Language requirements for Bolts and Wolts


PHOTO: Sille Annuk

The Language Inspectorate is putting pressure of decision-makers for legislation to be updated in order to protect the Estonian language by requiring rental labor to comply with language requirements.

The requirement to speak Estonian is virtually nonexistent when it comes to taxi and ridesharing drivers. Estonian skills are largely overlooked also regarding food couriers, cashiers and bus drivers – front-line staff in almost all fields where foreign labor is active. Taxi drivers often do not understand when you ask for an additional stop nor couriers directions to your location.

Director General of the Language Inspectorate Ilmar Tomusk says that problems begin with the question of who is responsible for compliance.

Things are clear at first glance. The Language Act and Consumer Protection Act are explicit in stating that the consumer has the right to information and service in Estonian. That is why employees who speak directly to clients must speak enough Estonian to be able to successfully perform their tasks. The required proficiency level for couriers is A2, while taxi drivers and cashiers must have the B1 proficiency.

Rental labor requirements

The government’s language requirements regulation is equally clear in stipulating that the employer is responsible for making sure employees who are required to speak the official language do.

“The labor market has a great number of rental labor providers supplying hotels, restaurants and supermarket chains with staff. Such workers are employed by the rental labor company that can be registered abroad. We cannot hold a foreign company accountable for what their employees do here,” Tomusk explained.

Hence the counteroffensive. The inspectorate has made a proposal to the Ministry of Education and Research to complement the regulation by requiring employers who are already responsible for their employees’ language proficiency to also vouch for the language skills of rental labor doing the same work.

“A client does not have to know whether they are being helped by a salaried worker or a rental worker and are entitled to service in Estonian either way,” Tomusk said.

The situation is similar for ridesharing taxis. The Language Act requires a taxi driver to have B1 Estonian proficiency. Tomusk said it is regrettable the taxi drivers’ language requirement was abolished with the 2016 Public Transport Act, meaning that drivers can start offering the service without speaking the official language. Their language proficiency only becomes an issue if a client files a complaint.

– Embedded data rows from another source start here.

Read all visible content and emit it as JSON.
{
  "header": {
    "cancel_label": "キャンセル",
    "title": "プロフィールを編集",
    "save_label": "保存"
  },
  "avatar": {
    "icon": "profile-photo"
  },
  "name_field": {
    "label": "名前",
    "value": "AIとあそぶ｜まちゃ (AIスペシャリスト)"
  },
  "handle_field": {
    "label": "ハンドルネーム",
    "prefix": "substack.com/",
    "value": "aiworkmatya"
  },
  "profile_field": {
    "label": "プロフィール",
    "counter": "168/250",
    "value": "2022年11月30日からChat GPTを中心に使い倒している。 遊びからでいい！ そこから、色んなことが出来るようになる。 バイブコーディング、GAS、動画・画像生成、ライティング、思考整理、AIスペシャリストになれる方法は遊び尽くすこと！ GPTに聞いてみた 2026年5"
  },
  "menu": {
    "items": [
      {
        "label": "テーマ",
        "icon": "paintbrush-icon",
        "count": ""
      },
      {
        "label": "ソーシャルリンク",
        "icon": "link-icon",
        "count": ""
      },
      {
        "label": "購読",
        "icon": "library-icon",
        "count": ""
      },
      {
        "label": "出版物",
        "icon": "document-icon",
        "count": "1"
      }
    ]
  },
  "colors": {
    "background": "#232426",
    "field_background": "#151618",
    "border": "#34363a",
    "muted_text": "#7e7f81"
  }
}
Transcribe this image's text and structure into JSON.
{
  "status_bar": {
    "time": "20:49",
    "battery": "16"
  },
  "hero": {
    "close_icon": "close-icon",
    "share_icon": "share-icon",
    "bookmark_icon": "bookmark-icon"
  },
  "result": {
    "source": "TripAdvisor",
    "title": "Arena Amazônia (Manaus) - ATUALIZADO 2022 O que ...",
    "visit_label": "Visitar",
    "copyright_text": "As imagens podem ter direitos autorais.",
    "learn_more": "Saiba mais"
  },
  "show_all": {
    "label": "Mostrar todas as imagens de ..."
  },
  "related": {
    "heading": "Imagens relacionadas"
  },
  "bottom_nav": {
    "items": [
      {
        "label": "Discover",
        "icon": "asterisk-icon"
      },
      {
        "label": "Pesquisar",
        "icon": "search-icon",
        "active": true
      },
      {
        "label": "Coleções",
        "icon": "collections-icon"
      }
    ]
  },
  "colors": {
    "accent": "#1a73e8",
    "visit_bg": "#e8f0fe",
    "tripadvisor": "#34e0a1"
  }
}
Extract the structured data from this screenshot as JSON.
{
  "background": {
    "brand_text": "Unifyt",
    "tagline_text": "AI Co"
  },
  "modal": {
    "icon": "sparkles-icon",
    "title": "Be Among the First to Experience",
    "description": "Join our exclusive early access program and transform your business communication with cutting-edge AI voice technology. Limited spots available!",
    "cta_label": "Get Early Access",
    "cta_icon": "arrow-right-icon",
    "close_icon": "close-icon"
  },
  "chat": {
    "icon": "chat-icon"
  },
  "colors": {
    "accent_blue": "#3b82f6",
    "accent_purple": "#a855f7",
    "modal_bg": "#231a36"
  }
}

The most peculiar aspect is that Bolt maintains they are an information society services company and not a taxi firm. “When a taxi looks like a taxi, operates like a taxi and has a driver who looks like and works as a taxi driver, they should be able to offer the service in accordance with requirements irrespective of what someone calls it based on the level of IT solutions involved,” Tomusk said.

Speaking the official language is especially important in traffic because a driver must be able to read temporary traffic control devices, call emergency services in case of an accident, solve real life situations that cannot be solved using a mobile app – if only learning about alternative routes or other unexpected situations.

The inspectorate finds that the taxi drivers’ language requirement needs to be restored in the Public Transport Act and that responsibility for the qualification of the service provider should reside with the taxi company or platform drivers use as well as drivers themselves.

“Offering a service using a technical aid does not change the nature of the service. In the case of a taxi driver who does not speak the language, it is the client who must emergence unscathed. It is not right,” Tomusk said.

Apps in Estonian

Sandra Särav, public policy manager for Bolt, said their application is just fine, commenting on the inspectorate’s proposals. “As concerns the situation today, according to the Language Act and the Consumer Protection Act, the consumer has the right to service in Estonian provided they do not agree to service in another language. The service offered by Bolt is an application that can be used to hail a Bolt car. The application can be used in Estonian.

Bolt’s customer support and other taxi services are available in Estonian through the app.

“There is no need to talk to the driver because all the necessary information can be found in the application. That is why our platform also caters to hearing impaired drivers, and our clients are absolutely fine with that,” Särav said.

Bolt’s representative said that drivers who use their application include a lot of people who speak a foreign language and who use the application as their main or complementary source of income.

“We fully support Estonian studies of everyone living in the country – including Bolt and Wolt drivers. And when it comes to language training, practice is everything. It is a sensible way for foreign students, who spend the rest of their day traveling between their dorm room and lecture halls, to learn the language – practicing with the help of people who want to have a conversation in the car in the first place,” Särav added.

Sharing economy companies, including Bolt, spoke out against planned changes to the Language Act already last year.

“The Estonian Sharing Economy Association finds that refusing to issue people service provider cards based on lack of language proficiency would clash with the Public Transport Act and constitute restriction of economic freedom,” a letter signed by Kristjan Vanaselja, head of the association and CEO of labor broker GoWorkaBit, reads.

Ministry to give the matter thought

Head of the Ministry of Education and Research’s language department Piret Kärtner told Postimees that she has analyzed the watchdog’s proposals and consulted with other ministries and representatives of employers.

“We are considering changing the regulation by specifying job titles as new ones have appeared and old ones disappeared. We will also compare the language requirements regulation to professional standard requirements,” she said.